Inverse synthetic-aperture radar (ISAR) is a radar technique using radar imaging to generate a two-dimensional high resolution image of a target. It is analogous to conventional SAR, except that ISAR technology uses the movement of the target rather than the emitter to create the synthetic aperture. ISAR radars have a significant role aboard maritime patrol aircraft to provide them with radar image of sufficient quality to allow it to be used for target recognition purposes. In situations where other radars display only a single unidentifiable bright moving pixel, the ISAR image is often adequate to discriminate between various missiles, military aircraft, and civilian aircraft.
Images of the target region produced by ISAR can be a useful tool in locating scattering regions on the target. ISAR images are often produced by rotating the target and processing the resultant Doppler histories of the scattering centers. If the target rotates in azimuth at a constant rate through a 'small' angle, scatterers will approach or recede from the radar at a rate depending only on the cross range position- the distance normal to the radar line of sight with the origin at the target axis of rotation. The rotation will result in the generation of cross range dependent Doppler frequencies which can be sorted spatially by a Fourier transform. This operation is equivalent to (but the inverse of) the generation of a large synthetic-aperture phased-array antenna formed by the coherent summation of the receiver outputs for varying target / antenna geometries. For small angles, an ISAR image is the 2-dimensional Fourier transform of the received signal as a function of frequency and target aspect angle.

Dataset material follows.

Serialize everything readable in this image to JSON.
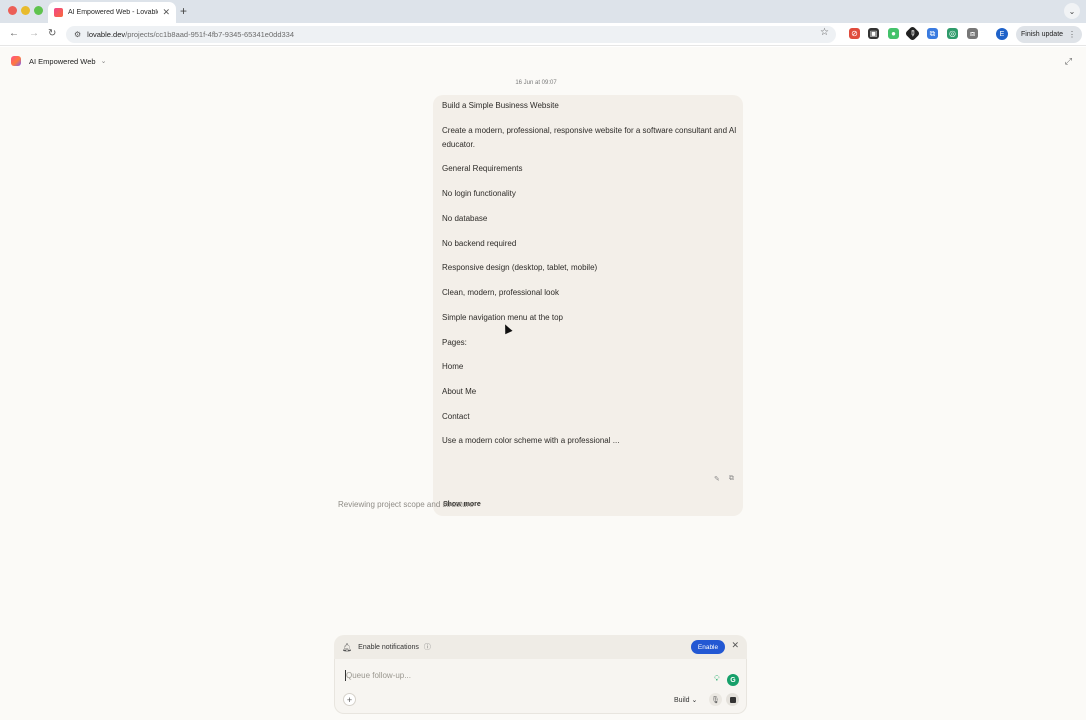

If the target is rotated through large angles, the Doppler frequency history of a scatterer becomes non-linear, following a sine wave trajectory. This Doppler history can not be processed directly by a Fourier transform because of the smeared Doppler frequency history resulting in the loss of cross range resolution. The maximum rotation angle which can be processed by an unmodified Fourier transform is determined by the constraint that the aperture phase error across the synthesized aperture should vary by less than a specified (arbitrary) amount, for example 45 degrees. This occurs when the synthetic aperture to the target range is less than required by the limit where is the required lateral extent of the target. At this point the synthetic aperture is within the target nearfield region and requires focusing. The focusing is accomplished by applying a phase correction to the synthetic aperture.
ISAR is used in maritime surveillance for the classification of ships and other objects. In these applications the motion of the object due to wave action often plays a greater role than object rotation. For instance a feature which extends far over the surface of a ship such as a mast will provide a high sinusoidal response which is clearly identifiable in a two dimensional image. Images sometimes produce an uncanny similarity to a visual profile with the interesting effect that as the object rocks towards or away from the receiver the alternating doppler returns cause the profile to cycle between upright and inverted. ISAR for maritime surveillance was pioneered by Texas Instruments in collaboration with the Naval Research Laboratory and became an important capability of the P-3 Orion and the S-3B Viking US Navy aircraft.
Research has been done also with land based ISAR. The difficulty in using this capability is that the object motion is far less in magnitude and usually less periodic than in the maritime case.
Perhaps the most visually striking and scientifically compelling application of ISAR is in the deep space imaging of asteroids. A particularly beautiful example of this is the so-called "dog's bone" 216 Kleopatra asteroid, which lies roughly 20% further away from the earth than the sun. The asteroid is only 60 miles wide at its midpoint. Yet the imagery is crisp and looks like an optical image. This has been cited as akin to using a Los Angeles telescope the size of the human eye's lens to image a car in New York. Of course, the trick here is that the asteroid is presented among a very sparse background, allowing for substantial disambiguation.
In February 2013, Indra Sistemas, a Spanish technology company, announced the first passive ISAR. A passive radar is characterised by not emitting any form of radiation, i.e., it uses the signals present in the environment. In this case, the radar uses digital terrestrial television signals as the non-cooperative source of illumination in the environment.
Errors in the ISAR imaging process generally result in defocusing and geometry errors in the image. ISAR transform errors include:
Errors in the 2D planar Inverse ISAR transform include: